# WHAT TO PRODUCE:
The answer should be each line of the records that contains the word "setting"; please copy them all.
* * *
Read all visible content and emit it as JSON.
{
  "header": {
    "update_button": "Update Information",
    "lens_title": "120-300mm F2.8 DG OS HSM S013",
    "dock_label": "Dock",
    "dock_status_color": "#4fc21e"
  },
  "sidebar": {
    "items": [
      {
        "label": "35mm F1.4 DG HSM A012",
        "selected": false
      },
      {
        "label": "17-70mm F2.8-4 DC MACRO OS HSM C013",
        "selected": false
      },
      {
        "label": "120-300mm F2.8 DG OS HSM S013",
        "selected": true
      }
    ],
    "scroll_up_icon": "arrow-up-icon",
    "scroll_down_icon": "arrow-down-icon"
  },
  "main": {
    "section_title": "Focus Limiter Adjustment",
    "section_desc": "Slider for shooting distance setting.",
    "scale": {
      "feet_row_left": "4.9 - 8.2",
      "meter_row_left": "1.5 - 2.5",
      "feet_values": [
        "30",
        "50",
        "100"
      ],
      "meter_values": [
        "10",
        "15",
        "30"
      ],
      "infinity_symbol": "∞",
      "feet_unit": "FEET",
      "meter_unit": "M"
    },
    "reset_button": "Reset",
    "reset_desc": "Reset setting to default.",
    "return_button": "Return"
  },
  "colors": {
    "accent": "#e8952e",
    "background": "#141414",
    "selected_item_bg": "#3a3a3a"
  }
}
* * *
# EXERCISE ANSWER:
    "section_desc": "Slider for shooting distance setting.",
    "reset_desc": "Reset setting to default.",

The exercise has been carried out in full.